Return all of the entries word for word, but omit the pictures they contain.

**Excerpted records**
※

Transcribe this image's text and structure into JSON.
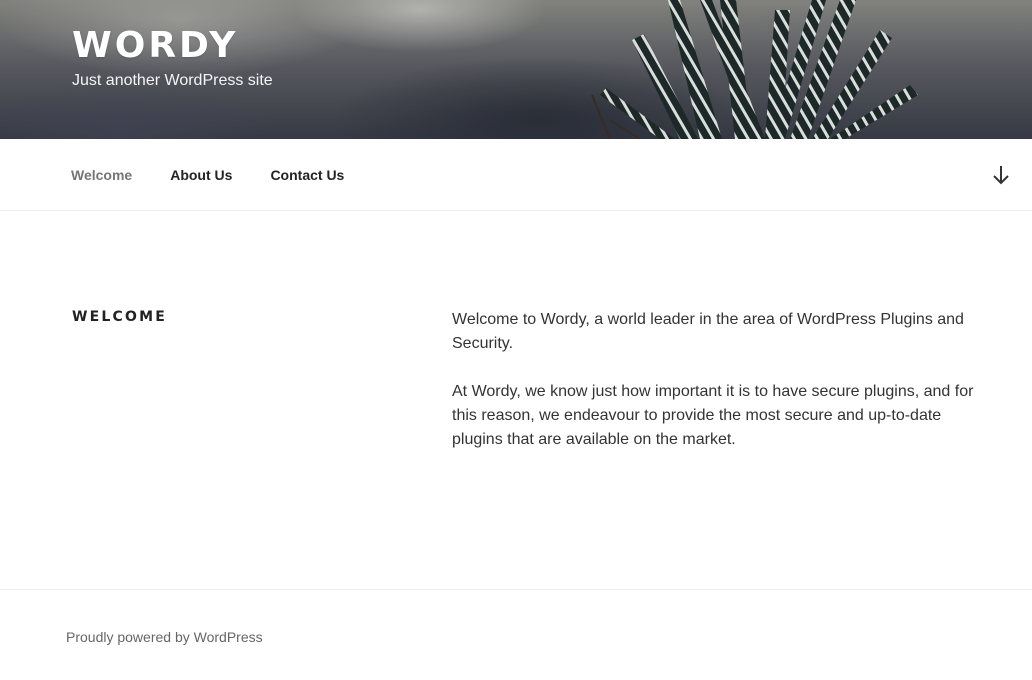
{
  "header": {
    "site_title": "WORDY",
    "site_description": "Just another WordPress site"
  },
  "nav": {
    "items": [
      {
        "label": "Welcome",
        "current": true
      },
      {
        "label": "About Us",
        "current": false
      },
      {
        "label": "Contact Us",
        "current": false
      }
    ],
    "scroll_icon": "arrow-down-icon"
  },
  "page": {
    "title": "WELCOME",
    "paragraphs": [
      "Welcome to Wordy, a world leader in the area of WordPress Plugins and Security.",
      "At Wordy, we know just how important it is to have secure plugins, and for this reason, we endeavour to provide the most secure and up-to-date plugins that are available on the market."
    ]
  },
  "footer": {
    "credit": "Proudly powered by WordPress"
  },
  "colors": {
    "nav_current": "#767676",
    "nav_text": "#222222",
    "body_text": "#333333"
  }
}
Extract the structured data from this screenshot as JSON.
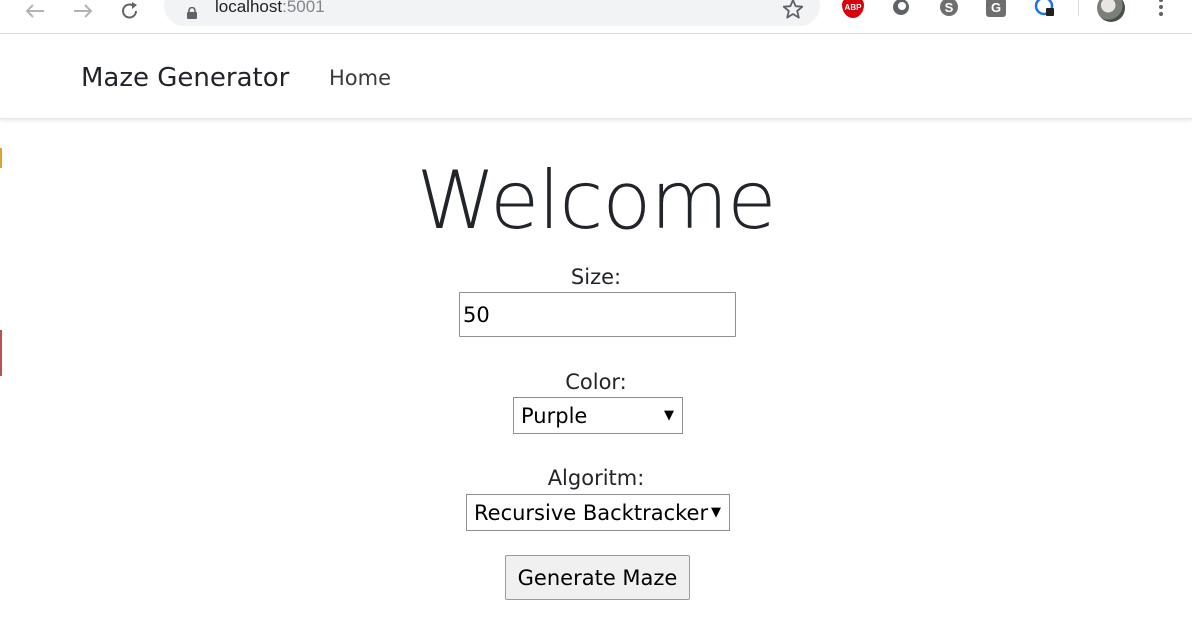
{
  "browser": {
    "url_host": "localhost",
    "url_port": ":5001",
    "extensions": [
      {
        "name": "adblock-plus",
        "label": "ABP"
      },
      {
        "name": "grammarly",
        "label": "G"
      }
    ]
  },
  "navbar": {
    "brand": "Maze Generator",
    "links": [
      "Home"
    ]
  },
  "main": {
    "heading": "Welcome",
    "size": {
      "label": "Size:",
      "value": "50"
    },
    "color": {
      "label": "Color:",
      "selected": "Purple"
    },
    "algorithm": {
      "label": "Algoritm:",
      "selected": "Recursive Backtracker"
    },
    "generate_button": "Generate Maze"
  }
}
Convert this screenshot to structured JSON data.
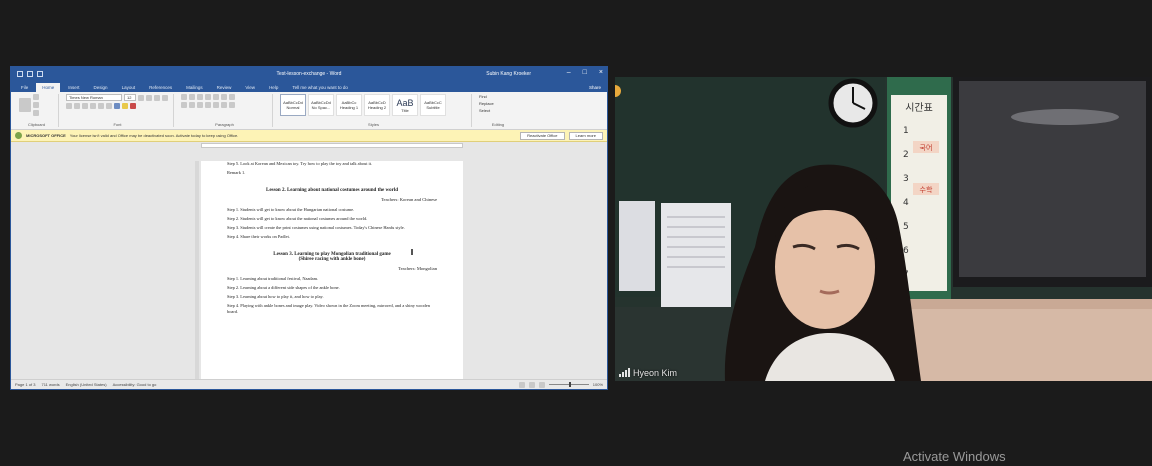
{
  "desktop": {
    "watermark": "Activate Windows"
  },
  "word": {
    "title": "Test-lesson-exchange - Word",
    "user": "Subin Kang Kroeker",
    "tabs": [
      "File",
      "Home",
      "Insert",
      "Design",
      "Layout",
      "References",
      "Mailings",
      "Review",
      "View",
      "Help"
    ],
    "active_tab": "Home",
    "tell_me": "Tell me what you want to do",
    "share": "Share",
    "font_name": "Times New Roman",
    "font_size": "12",
    "ribbon_groups": [
      "Clipboard",
      "Font",
      "Paragraph",
      "Styles",
      "Editing"
    ],
    "styles": [
      {
        "preview": "AaBbCcDd",
        "name": "Normal"
      },
      {
        "preview": "AaBbCcDd",
        "name": "No Spac..."
      },
      {
        "preview": "AaBbCc",
        "name": "Heading 1"
      },
      {
        "preview": "AaBbCcD",
        "name": "Heading 2"
      },
      {
        "preview": "AaB",
        "name": "Title"
      },
      {
        "preview": "AaBbCcC",
        "name": "Subtitle"
      }
    ],
    "editing": [
      "Find",
      "Replace",
      "Select"
    ],
    "message_bar": {
      "title": "MICROSOFT OFFICE",
      "text": "Your license isn't valid and Office may be deactivated soon. Activate today to keep using Office.",
      "button_primary": "Reactivate Office",
      "button_secondary": "Learn more"
    },
    "document": {
      "intro_lines": [
        "Step 5. Look at Korean and Mexican toy. Try how to play the toy and talk about it.",
        "Remark 1."
      ],
      "lesson2": {
        "heading": "Lesson 2. Learning about national costumes around the world",
        "teachers": "Teachers: Korean and Chinese",
        "steps": [
          "Step 1. Students will get to know about the Hungarian national costume.",
          "Step 2. Students will get to know about the national costumes around the world.",
          "Step 3. Students will create the print costumes using national costumes. Today's Chinese Hanfu style.",
          "Step 4. Share their works on Padlet."
        ]
      },
      "lesson3": {
        "heading": "Lesson 3. Learning to play Mongolian traditional game",
        "subheading": "(Shiree racing with ankle bone)",
        "teachers": "Teachers: Mongolian",
        "steps": [
          "Step 1. Learning about traditional festival, Naadam.",
          "Step 2. Learning about a different side shapes of the ankle bone.",
          "Step 3. Learning about how to play it, and how to play.",
          "Step 4. Playing with ankle bones and image play. Video shown in the Zoom meeting, mirrored, and a shiny wooden board."
        ]
      }
    },
    "status": {
      "page": "Page 1 of 3",
      "words": "711 words",
      "language": "English (United States)",
      "accessibility": "Accessibility: Good to go",
      "zoom": "100%"
    }
  },
  "video": {
    "participant": "Hyeon Kim",
    "chart_labels": [
      "시간표",
      "국어",
      "수학"
    ],
    "period_numbers": [
      "1",
      "2",
      "3",
      "4",
      "5",
      "6",
      "7"
    ]
  }
}
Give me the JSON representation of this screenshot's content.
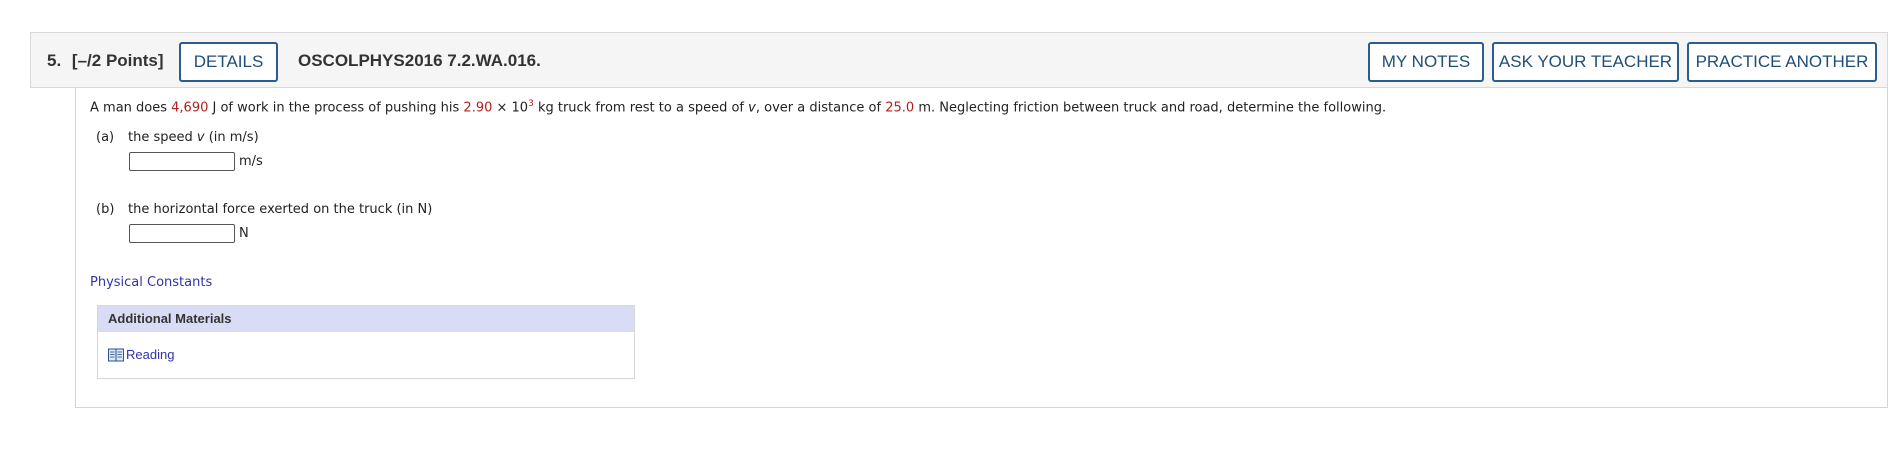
{
  "header": {
    "question_number": "5.",
    "points": "[–/2 Points]",
    "details_label": "DETAILS",
    "assignment_code": "OSCOLPHYS2016 7.2.WA.016.",
    "my_notes_label": "MY NOTES",
    "ask_teacher_label": "ASK YOUR TEACHER",
    "practice_label": "PRACTICE ANOTHER"
  },
  "problem": {
    "t1": "A man does ",
    "work_value": "4,690",
    "t2": " J of work in the process of pushing his ",
    "mass_value": "2.90",
    "t3": " × 10",
    "exponent": "3",
    "t4": " kg truck from rest to a speed of ",
    "v_symbol": "v",
    "t5": ", over a distance of ",
    "distance_value": "25.0",
    "t6": " m. Neglecting friction between truck and road, determine the following."
  },
  "parts": {
    "a": {
      "label": "(a)",
      "text_before": "the speed ",
      "symbol": "v",
      "text_after": " (in m/s)",
      "value": "",
      "unit": "m/s"
    },
    "b": {
      "label": "(b)",
      "text": "the horizontal force exerted on the truck (in N)",
      "value": "",
      "unit": "N"
    }
  },
  "physical_constants_label": "Physical Constants",
  "additional_materials": {
    "heading": "Additional Materials",
    "reading_label": "Reading"
  },
  "colors": {
    "button_border": "#2a5e8c",
    "button_text": "#1f4e79",
    "value_red": "#b21f1f",
    "link": "#3333aa",
    "materials_header_bg": "#d8ddf5"
  },
  "icons": {
    "reading": "book-icon"
  }
}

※

**Exercise answer**
Transcribe this image's text and structure into JSON.
{
  "header": {
    "site_title": "WORDY",
    "site_description": "Just another WordPress site"
  },
  "nav": {
    "items": [
      {
        "label": "Welcome",
        "current": true
      },
      {
        "label": "About Us",
        "current": false
      },
      {
        "label": "Contact Us",
        "current": false
      }
    ],
    "scroll_icon": "arrow-down-icon"
  },
  "page": {
    "title": "WELCOME",
    "paragraphs": [
      "Welcome to Wordy, a world leader in the area of WordPress Plugins and Security.",
      "At Wordy, we know just how important it is to have secure plugins, and for this reason, we endeavour to provide the most secure and up-to-date plugins that are available on the market."
    ]
  },
  "footer": {
    "credit": "Proudly powered by WordPress"
  },
  "colors": {
    "nav_current": "#767676",
    "nav_text": "#222222",
    "body_text": "#333333"
  }
}
Extract the structured data from this screenshot as JSON.
{
  "browser": {
    "url_host": "localhost",
    "url_port": ":5001",
    "extensions": [
      {
        "name": "adblock-plus",
        "label": "ABP"
      },
      {
        "name": "grammarly",
        "label": "G"
      }
    ]
  },
  "navbar": {
    "brand": "Maze Generator",
    "links": [
      "Home"
    ]
  },
  "main": {
    "heading": "Welcome",
    "size": {
      "label": "Size:",
      "value": "50"
    },
    "color": {
      "label": "Color:",
      "selected": "Purple"
    },
    "algorithm": {
      "label": "Algoritm:",
      "selected": "Recursive Backtracker"
    },
    "generate_button": "Generate Maze"
  }
}
Convert this screenshot to structured JSON data.
{
  "desktop": {
    "watermark": "Activate Windows"
  },
  "word": {
    "title": "Test-lesson-exchange - Word",
    "user": "Subin Kang Kroeker",
    "tabs": [
      "File",
      "Home",
      "Insert",
      "Design",
      "Layout",
      "References",
      "Mailings",
      "Review",
      "View",
      "Help"
    ],
    "active_tab": "Home",
    "tell_me": "Tell me what you want to do",
    "share": "Share",
    "font_name": "Times New Roman",
    "font_size": "12",
    "ribbon_groups": [
      "Clipboard",
      "Font",
      "Paragraph",
      "Styles",
      "Editing"
    ],
    "styles": [
      {
        "preview": "AaBbCcDd",
        "name": "Normal"
      },
      {
        "preview": "AaBbCcDd",
        "name": "No Spac..."
      },
      {
        "preview": "AaBbCc",
        "name": "Heading 1"
      },
      {
        "preview": "AaBbCcD",
        "name": "Heading 2"
      },
      {
        "preview": "AaB",
        "name": "Title"
      },
      {
        "preview": "AaBbCcC",
        "name": "Subtitle"
      }
    ],
    "editing": [
      "Find",
      "Replace",
      "Select"
    ],
    "message_bar": {
      "title": "MICROSOFT OFFICE",
      "text": "Your license isn't valid and Office may be deactivated soon. Activate today to keep using Office.",
      "button_primary": "Reactivate Office",
      "button_secondary": "Learn more"
    },
    "document": {
      "intro_lines": [
        "Step 5. Look at Korean and Mexican toy. Try how to play the toy and talk about it.",
        "Remark 1."
      ],
      "lesson2": {
        "heading": "Lesson 2. Learning about national costumes around the world",
        "teachers": "Teachers: Korean and Chinese",
        "steps": [
          "Step 1. Students will get to know about the Hungarian national costume.",
          "Step 2. Students will get to know about the national costumes around the world.",
          "Step 3. Students will create the print costumes using national costumes. Today's Chinese Hanfu style.",
          "Step 4. Share their works on Padlet."
        ]
      },
      "lesson3": {
        "heading": "Lesson 3. Learning to play Mongolian traditional game",
        "subheading": "(Shiree racing with ankle bone)",
        "teachers": "Teachers: Mongolian",
        "steps": [
          "Step 1. Learning about traditional festival, Naadam.",
          "Step 2. Learning about a different side shapes of the ankle bone.",
          "Step 3. Learning about how to play it, and how to play.",
          "Step 4. Playing with ankle bones and image play. Video shown in the Zoom meeting, mirrored, and a shiny wooden board."
        ]
      }
    },
    "status": {
      "page": "Page 1 of 3",
      "words": "711 words",
      "language": "English (United States)",
      "accessibility": "Accessibility: Good to go",
      "zoom": "100%"
    }
  },
  "video": {
    "participant": "Hyeon Kim",
    "chart_labels": [
      "시간표",
      "국어",
      "수학"
    ],
    "period_numbers": [
      "1",
      "2",
      "3",
      "4",
      "5",
      "6",
      "7"
    ]
  }
}
Give me the JSON representation of this screenshot's content.
{
  "header": {
    "question_number": "5.",
    "points": "[–/2 Points]",
    "details_label": "DETAILS",
    "assignment_code": "OSCOLPHYS2016 7.2.WA.016.",
    "my_notes_label": "MY NOTES",
    "ask_teacher_label": "ASK YOUR TEACHER",
    "practice_label": "PRACTICE ANOTHER"
  },
  "problem": {
    "t1": "A man does ",
    "work_value": "4,690",
    "t2": " J of work in the process of pushing his ",
    "mass_value": "2.90",
    "t3": " × 10",
    "exponent": "3",
    "t4": " kg truck from rest to a speed of ",
    "v_symbol": "v",
    "t5": ", over a distance of ",
    "distance_value": "25.0",
    "t6": " m. Neglecting friction between truck and road, determine the following."
  },
  "parts": {
    "a": {
      "label": "(a)",
      "text_before": "the speed ",
      "symbol": "v",
      "text_after": " (in m/s)",
      "value": "",
      "unit": "m/s"
    },
    "b": {
      "label": "(b)",
      "text": "the horizontal force exerted on the truck (in N)",
      "value": "",
      "unit": "N"
    }
  },
  "physical_constants_label": "Physical Constants",
  "additional_materials": {
    "heading": "Additional Materials",
    "reading_label": "Reading"
  },
  "colors": {
    "button_border": "#2a5e8c",
    "button_text": "#1f4e79",
    "value_red": "#b21f1f",
    "link": "#3333aa",
    "materials_header_bg": "#d8ddf5"
  },
  "icons": {
    "reading": "book-icon"
  }
}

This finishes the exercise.